----- Records for processing
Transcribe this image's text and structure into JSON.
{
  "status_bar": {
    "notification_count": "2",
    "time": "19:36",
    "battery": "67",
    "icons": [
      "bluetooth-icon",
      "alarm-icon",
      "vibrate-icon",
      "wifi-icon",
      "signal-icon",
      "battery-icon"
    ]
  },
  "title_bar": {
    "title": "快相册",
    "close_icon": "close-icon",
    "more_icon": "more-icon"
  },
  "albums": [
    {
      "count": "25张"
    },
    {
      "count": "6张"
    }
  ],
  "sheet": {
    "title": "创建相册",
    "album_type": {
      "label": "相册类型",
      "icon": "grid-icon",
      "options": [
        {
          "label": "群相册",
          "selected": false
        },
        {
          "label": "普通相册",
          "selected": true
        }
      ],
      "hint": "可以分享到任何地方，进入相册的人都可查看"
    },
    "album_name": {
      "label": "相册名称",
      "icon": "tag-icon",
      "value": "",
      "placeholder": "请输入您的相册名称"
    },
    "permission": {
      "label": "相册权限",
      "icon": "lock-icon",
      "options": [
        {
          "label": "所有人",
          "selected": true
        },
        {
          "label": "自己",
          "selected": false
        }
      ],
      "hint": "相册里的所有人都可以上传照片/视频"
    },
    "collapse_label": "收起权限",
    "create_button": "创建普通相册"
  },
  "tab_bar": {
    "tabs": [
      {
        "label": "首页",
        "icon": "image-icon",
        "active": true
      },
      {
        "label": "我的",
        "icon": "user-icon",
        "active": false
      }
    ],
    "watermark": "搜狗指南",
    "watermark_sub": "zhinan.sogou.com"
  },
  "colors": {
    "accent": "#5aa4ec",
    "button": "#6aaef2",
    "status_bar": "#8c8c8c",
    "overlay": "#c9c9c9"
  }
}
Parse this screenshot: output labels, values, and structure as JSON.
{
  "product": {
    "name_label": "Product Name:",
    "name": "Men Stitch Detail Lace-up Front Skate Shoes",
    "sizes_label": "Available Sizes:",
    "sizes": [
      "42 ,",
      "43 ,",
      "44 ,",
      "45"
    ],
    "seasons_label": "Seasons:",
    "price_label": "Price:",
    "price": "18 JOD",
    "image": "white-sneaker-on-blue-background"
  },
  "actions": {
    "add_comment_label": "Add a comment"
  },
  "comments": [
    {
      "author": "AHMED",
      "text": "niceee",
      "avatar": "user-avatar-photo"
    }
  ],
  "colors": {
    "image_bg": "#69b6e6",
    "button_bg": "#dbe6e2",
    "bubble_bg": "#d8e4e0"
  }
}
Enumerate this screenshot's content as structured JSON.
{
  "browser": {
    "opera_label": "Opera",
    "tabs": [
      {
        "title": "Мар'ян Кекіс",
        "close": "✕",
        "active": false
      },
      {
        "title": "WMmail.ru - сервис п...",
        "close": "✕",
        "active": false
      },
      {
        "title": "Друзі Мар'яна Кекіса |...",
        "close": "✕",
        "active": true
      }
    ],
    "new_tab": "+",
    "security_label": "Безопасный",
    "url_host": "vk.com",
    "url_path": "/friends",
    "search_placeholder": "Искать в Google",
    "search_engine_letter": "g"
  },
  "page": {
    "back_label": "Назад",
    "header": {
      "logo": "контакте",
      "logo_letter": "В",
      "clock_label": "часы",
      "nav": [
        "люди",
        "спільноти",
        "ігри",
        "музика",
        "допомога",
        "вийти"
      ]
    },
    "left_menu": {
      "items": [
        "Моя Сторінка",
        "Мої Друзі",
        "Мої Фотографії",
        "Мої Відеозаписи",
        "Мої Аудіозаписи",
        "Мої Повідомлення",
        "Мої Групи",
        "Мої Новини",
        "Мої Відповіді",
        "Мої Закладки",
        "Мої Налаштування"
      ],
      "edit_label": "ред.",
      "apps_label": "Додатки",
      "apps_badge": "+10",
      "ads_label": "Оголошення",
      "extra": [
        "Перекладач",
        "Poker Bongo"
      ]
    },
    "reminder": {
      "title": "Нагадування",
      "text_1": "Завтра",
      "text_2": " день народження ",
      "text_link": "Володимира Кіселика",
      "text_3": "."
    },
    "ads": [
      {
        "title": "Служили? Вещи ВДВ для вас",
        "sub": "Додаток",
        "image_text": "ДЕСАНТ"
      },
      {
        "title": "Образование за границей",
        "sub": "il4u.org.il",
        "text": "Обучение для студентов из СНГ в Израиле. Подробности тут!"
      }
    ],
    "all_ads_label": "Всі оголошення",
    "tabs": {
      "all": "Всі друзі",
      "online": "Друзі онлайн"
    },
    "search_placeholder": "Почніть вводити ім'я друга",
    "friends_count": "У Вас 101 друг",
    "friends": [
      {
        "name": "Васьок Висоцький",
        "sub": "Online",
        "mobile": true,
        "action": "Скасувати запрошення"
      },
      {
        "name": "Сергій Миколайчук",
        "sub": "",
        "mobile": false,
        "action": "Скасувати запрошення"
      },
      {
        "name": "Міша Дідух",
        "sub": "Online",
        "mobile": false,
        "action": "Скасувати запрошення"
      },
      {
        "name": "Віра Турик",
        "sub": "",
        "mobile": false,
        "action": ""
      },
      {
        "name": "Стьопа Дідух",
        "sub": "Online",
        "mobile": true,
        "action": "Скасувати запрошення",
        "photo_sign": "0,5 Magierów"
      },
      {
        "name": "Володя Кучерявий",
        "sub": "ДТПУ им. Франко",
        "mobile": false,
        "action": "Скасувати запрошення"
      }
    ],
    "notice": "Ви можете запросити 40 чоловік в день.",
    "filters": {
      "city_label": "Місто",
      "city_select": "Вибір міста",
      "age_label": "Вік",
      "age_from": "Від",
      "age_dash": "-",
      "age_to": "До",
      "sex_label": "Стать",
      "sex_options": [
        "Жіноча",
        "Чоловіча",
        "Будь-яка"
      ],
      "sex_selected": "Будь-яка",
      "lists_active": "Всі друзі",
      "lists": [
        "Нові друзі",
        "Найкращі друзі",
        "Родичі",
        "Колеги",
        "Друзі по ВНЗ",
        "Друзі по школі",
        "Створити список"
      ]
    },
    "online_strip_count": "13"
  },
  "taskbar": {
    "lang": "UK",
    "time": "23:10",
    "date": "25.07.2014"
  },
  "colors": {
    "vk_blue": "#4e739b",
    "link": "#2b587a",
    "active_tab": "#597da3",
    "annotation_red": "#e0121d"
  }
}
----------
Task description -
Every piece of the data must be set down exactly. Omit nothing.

Written reply -
Transcribe this image's text and structure into JSON.
{
  "status_bar": {
    "notification_count": "2",
    "time": "19:36",
    "battery": "67",
    "icons": [
      "bluetooth-icon",
      "alarm-icon",
      "vibrate-icon",
      "wifi-icon",
      "signal-icon",
      "battery-icon"
    ]
  },
  "title_bar": {
    "title": "快相册",
    "close_icon": "close-icon",
    "more_icon": "more-icon"
  },
  "albums": [
    {
      "count": "25张"
    },
    {
      "count": "6张"
    }
  ],
  "sheet": {
    "title": "创建相册",
    "album_type": {
      "label": "相册类型",
      "icon": "grid-icon",
      "options": [
        {
          "label": "群相册",
          "selected": false
        },
        {
          "label": "普通相册",
          "selected": true
        }
      ],
      "hint": "可以分享到任何地方，进入相册的人都可查看"
    },
    "album_name": {
      "label": "相册名称",
      "icon": "tag-icon",
      "value": "",
      "placeholder": "请输入您的相册名称"
    },
    "permission": {
      "label": "相册权限",
      "icon": "lock-icon",
      "options": [
        {
          "label": "所有人",
          "selected": true
        },
        {
          "label": "自己",
          "selected": false
        }
      ],
      "hint": "相册里的所有人都可以上传照片/视频"
    },
    "collapse_label": "收起权限",
    "create_button": "创建普通相册"
  },
  "tab_bar": {
    "tabs": [
      {
        "label": "首页",
        "icon": "image-icon",
        "active": true
      },
      {
        "label": "我的",
        "icon": "user-icon",
        "active": false
      }
    ],
    "watermark": "搜狗指南",
    "watermark_sub": "zhinan.sogou.com"
  },
  "colors": {
    "accent": "#5aa4ec",
    "button": "#6aaef2",
    "status_bar": "#8c8c8c",
    "overlay": "#c9c9c9"
  }
}
Parse this screenshot: output labels, values, and structure as JSON.
{
  "product": {
    "name_label": "Product Name:",
    "name": "Men Stitch Detail Lace-up Front Skate Shoes",
    "sizes_label": "Available Sizes:",
    "sizes": [
      "42 ,",
      "43 ,",
      "44 ,",
      "45"
    ],
    "seasons_label": "Seasons:",
    "price_label": "Price:",
    "price": "18 JOD",
    "image": "white-sneaker-on-blue-background"
  },
  "actions": {
    "add_comment_label": "Add a comment"
  },
  "comments": [
    {
      "author": "AHMED",
      "text": "niceee",
      "avatar": "user-avatar-photo"
    }
  ],
  "colors": {
    "image_bg": "#69b6e6",
    "button_bg": "#dbe6e2",
    "bubble_bg": "#d8e4e0"
  }
}
Enumerate this screenshot's content as structured JSON.
{
  "browser": {
    "opera_label": "Opera",
    "tabs": [
      {
        "title": "Мар'ян Кекіс",
        "close": "✕",
        "active": false
      },
      {
        "title": "WMmail.ru - сервис п...",
        "close": "✕",
        "active": false
      },
      {
        "title": "Друзі Мар'яна Кекіса |...",
        "close": "✕",
        "active": true
      }
    ],
    "new_tab": "+",
    "security_label": "Безопасный",
    "url_host": "vk.com",
    "url_path": "/friends",
    "search_placeholder": "Искать в Google",
    "search_engine_letter": "g"
  },
  "page": {
    "back_label": "Назад",
    "header": {
      "logo": "контакте",
      "logo_letter": "В",
      "clock_label": "часы",
      "nav": [
        "люди",
        "спільноти",
        "ігри",
        "музика",
        "допомога",
        "вийти"
      ]
    },
    "left_menu": {
      "items": [
        "Моя Сторінка",
        "Мої Друзі",
        "Мої Фотографії",
        "Мої Відеозаписи",
        "Мої Аудіозаписи",
        "Мої Повідомлення",
        "Мої Групи",
        "Мої Новини",
        "Мої Відповіді",
        "Мої Закладки",
        "Мої Налаштування"
      ],
      "edit_label": "ред.",
      "apps_label": "Додатки",
      "apps_badge": "+10",
      "ads_label": "Оголошення",
      "extra": [
        "Перекладач",
        "Poker Bongo"
      ]
    },
    "reminder": {
      "title": "Нагадування",
      "text_1": "Завтра",
      "text_2": " день народження ",
      "text_link": "Володимира Кіселика",
      "text_3": "."
    },
    "ads": [
      {
        "title": "Служили? Вещи ВДВ для вас",
        "sub": "Додаток",
        "image_text": "ДЕСАНТ"
      },
      {
        "title": "Образование за границей",
        "sub": "il4u.org.il",
        "text": "Обучение для студентов из СНГ в Израиле. Подробности тут!"
      }
    ],
    "all_ads_label": "Всі оголошення",
    "tabs": {
      "all": "Всі друзі",
      "online": "Друзі онлайн"
    },
    "search_placeholder": "Почніть вводити ім'я друга",
    "friends_count": "У Вас 101 друг",
    "friends": [
      {
        "name": "Васьок Висоцький",
        "sub": "Online",
        "mobile": true,
        "action": "Скасувати запрошення"
      },
      {
        "name": "Сергій Миколайчук",
        "sub": "",
        "mobile": false,
        "action": "Скасувати запрошення"
      },
      {
        "name": "Міша Дідух",
        "sub": "Online",
        "mobile": false,
        "action": "Скасувати запрошення"
      },
      {
        "name": "Віра Турик",
        "sub": "",
        "mobile": false,
        "action": ""
      },
      {
        "name": "Стьопа Дідух",
        "sub": "Online",
        "mobile": true,
        "action": "Скасувати запрошення",
        "photo_sign": "0,5 Magierów"
      },
      {
        "name": "Володя Кучерявий",
        "sub": "ДТПУ им. Франко",
        "mobile": false,
        "action": "Скасувати запрошення"
      }
    ],
    "notice": "Ви можете запросити 40 чоловік в день.",
    "filters": {
      "city_label": "Місто",
      "city_select": "Вибір міста",
      "age_label": "Вік",
      "age_from": "Від",
      "age_dash": "-",
      "age_to": "До",
      "sex_label": "Стать",
      "sex_options": [
        "Жіноча",
        "Чоловіча",
        "Будь-яка"
      ],
      "sex_selected": "Будь-яка",
      "lists_active": "Всі друзі",
      "lists": [
        "Нові друзі",
        "Найкращі друзі",
        "Родичі",
        "Колеги",
        "Друзі по ВНЗ",
        "Друзі по школі",
        "Створити список"
      ]
    },
    "online_strip_count": "13"
  },
  "taskbar": {
    "lang": "UK",
    "time": "23:10",
    "date": "25.07.2014"
  },
  "colors": {
    "vk_blue": "#4e739b",
    "link": "#2b587a",
    "active_tab": "#597da3",
    "annotation_red": "#e0121d"
  }
}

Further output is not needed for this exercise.